» **Task**:
Check each line of the entries below for the word "this", and copy out the ones that have it.

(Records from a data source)
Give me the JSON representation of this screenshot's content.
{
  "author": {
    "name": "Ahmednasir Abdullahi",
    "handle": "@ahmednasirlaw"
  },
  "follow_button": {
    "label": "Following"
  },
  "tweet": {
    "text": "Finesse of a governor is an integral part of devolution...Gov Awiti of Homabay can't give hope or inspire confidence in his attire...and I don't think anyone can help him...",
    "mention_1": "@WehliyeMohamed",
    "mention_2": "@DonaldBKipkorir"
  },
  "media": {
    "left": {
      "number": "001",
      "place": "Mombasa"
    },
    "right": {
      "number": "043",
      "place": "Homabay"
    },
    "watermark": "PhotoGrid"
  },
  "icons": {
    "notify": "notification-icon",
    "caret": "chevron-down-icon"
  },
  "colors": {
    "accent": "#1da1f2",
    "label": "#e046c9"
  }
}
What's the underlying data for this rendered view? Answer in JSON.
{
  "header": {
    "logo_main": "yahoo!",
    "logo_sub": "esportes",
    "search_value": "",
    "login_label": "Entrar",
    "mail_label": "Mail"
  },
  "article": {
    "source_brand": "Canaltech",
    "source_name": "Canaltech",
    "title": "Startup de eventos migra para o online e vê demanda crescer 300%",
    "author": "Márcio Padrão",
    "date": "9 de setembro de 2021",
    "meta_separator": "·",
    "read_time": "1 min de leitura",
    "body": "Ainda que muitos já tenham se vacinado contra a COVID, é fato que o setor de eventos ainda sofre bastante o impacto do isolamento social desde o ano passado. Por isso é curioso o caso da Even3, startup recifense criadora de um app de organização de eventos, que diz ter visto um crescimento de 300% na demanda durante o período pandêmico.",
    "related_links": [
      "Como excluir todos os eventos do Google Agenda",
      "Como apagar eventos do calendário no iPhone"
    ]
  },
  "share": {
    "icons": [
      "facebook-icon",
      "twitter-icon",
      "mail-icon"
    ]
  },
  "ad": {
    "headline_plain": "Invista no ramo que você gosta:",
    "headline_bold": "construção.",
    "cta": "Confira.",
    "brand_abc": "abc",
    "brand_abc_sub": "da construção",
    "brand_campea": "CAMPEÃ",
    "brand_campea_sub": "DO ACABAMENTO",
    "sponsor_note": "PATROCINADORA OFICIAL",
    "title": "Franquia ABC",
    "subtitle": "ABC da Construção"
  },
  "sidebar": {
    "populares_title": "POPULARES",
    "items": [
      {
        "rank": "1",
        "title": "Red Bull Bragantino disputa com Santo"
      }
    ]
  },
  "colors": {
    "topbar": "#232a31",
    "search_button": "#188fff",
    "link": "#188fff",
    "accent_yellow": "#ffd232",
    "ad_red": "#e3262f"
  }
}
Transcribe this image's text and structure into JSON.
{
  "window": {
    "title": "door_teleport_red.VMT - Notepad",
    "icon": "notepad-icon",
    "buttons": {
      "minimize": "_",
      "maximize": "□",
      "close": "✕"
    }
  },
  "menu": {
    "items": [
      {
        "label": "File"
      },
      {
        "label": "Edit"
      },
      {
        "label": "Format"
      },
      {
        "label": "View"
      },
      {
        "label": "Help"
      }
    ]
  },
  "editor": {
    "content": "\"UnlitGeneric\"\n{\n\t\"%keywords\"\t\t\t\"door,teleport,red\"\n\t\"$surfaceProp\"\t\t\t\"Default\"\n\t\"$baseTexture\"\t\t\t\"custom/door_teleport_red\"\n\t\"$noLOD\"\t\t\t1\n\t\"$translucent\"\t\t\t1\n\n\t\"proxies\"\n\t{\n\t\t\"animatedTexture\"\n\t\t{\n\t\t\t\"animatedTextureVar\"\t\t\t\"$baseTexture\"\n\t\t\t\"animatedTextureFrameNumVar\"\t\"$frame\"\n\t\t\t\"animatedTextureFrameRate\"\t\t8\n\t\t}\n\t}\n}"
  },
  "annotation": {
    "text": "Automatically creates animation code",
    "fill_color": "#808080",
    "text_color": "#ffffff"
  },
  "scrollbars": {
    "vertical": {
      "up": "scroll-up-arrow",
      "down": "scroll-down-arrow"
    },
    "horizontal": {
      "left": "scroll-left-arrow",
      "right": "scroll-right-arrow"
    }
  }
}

» **Exercise solution**:
Give me the JSON representation of this screenshot's content.
What's the underlying data for this rendered view? Answer in JSON.
Transcribe this image's text and structure into JSON.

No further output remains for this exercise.